A grievance can be identified as anything that an employee is not happy about, whether it is real or imagined. It is important that you tend to a grievance as soon as possible. Negativity in the workplace is contagious and can cause a less-than-ideal working environment for all.
Whether you have a single employee or many, you need a formalised grievance procedure. Employees need to know that when they have a grievance, there are procedures in place that can address it appropriately and effectively.
WHAT ARE THE OBJECTIVES OF SUCH A PROCEDURE?
First and foremost, it allows the opportunity for upward communication, especially in larger companies where management is perceived as “untouchable”. It also ensures that complaints are dealt with effectively. It creates awareness of employee problems and emphasises management concern for their employees. It minimises disputes and ultimately renders disciplinary procedures more acceptable.
WHAT DOES AN EFFECTIVE GRIEVANCE PROCEDURE LOOK LIKE?
It grants the employee the opportunity to bring the grievance to the attention of top management. In the process, it permits the employee to be represented by their superior or a fellow employee. It also sets an expectation of management’s genuine attempts to resolve the grievance.
In addition, it sets a time limit at each stage of the process and confirms that the grievance is not resolved until the employee is satisfied. Be conscious of the fact that the employee may declare a dispute if the grievance is unresolved; grievances often result in mediation.

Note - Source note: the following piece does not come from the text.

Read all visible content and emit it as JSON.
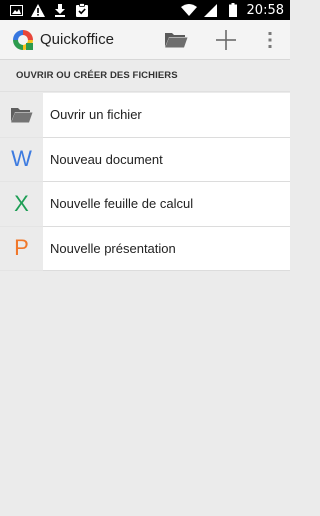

It also allows the grievance to be handled as close to their source as possible.
WHAT MAKES THE PROCEDURE EFFECTIVE?
The procedure can only be effective if all employees are familiar with the procedure. A good time to introduce this is at the induction session of a new employee. A good idea is to include a copy in the Employee Welcome Pack so the employee can use it as a reference should it be needed.
Providing training and information on how best to use the grievance procedure will not only set the employee at ease but will also increase management’s street credit.
An effective procedure also avoids all forms of victimisation or intimidation and encourage responsible use of the procedure. It assists both employee representative and management to be fully conversant and familiar with the procedure.
WHAT SHOULD MANAGEMENT DO WHILE A GRIEVANCE PROCEDURE IS IN PROGRESS?
First and foremost: Listen carefully. Verify or investigate the facts and state management’s own position (if applicable). It is important to elicit a suggested solution from the employee.
ESSENTIAL FEATURES OF A GRIEVANCE DOCUMENT:
- It must be in writing;
- It must be a public document in the workplace;
- It must be understood by all employees;
- It must allow individual and group grievances to be raised;
- The employee must proceed to increasingly senior levels of management unresolved;
- It must allow the employee to be assisted by a fellow employee of his or her choice;
- The grievance must result in satisfaction;
- All stages of the process must be properly documented and recorded in writing.
WHEN HANDLING A GRIEVANCE:
- Be prepared to listen to the grievance in full. Do not create your own preconceived perceptions;
- Show genuine interest, concern and understanding;
- Avoid aggressive reasons and threats during all discussions;
- Do not attempt to intimidate the employee, rather encourage them to express his or her grievance with confidence.
When faced with a grievance, identify and clarify the employee’s real nature of the grievance. It is important to separate the issues yourself. Employees are often overwhelmed and may not view things as they are, but rather as they perceive it – often with clouded judgement.
- Decide on the validity of the grievance and obtain sufficient information prior to questioning the employee. It is of great importance to question other employees or management that are affected.
- Ask the employee what settlement is desired and verify the information provided.
- Distinguish fact from opinion.
- Analyse results of your investigation by taking all the relevant factors into account;
- Consider a possible alternative course of action and decide on an appropriate course of action.
- Counsel the employee of decision and endeavour to explain the reason for the decision;
- Seek commitment from the employee and agree on a follow-up action required;
- Remind the employee of his rights if he wishes to pursue the grievance further.
- When a grievance is resolved, you need to monitor the situation to make sure that the employee is satisfied;
- If a grievance is unresolved, make sure that the next step is in place, e.g. arbitration.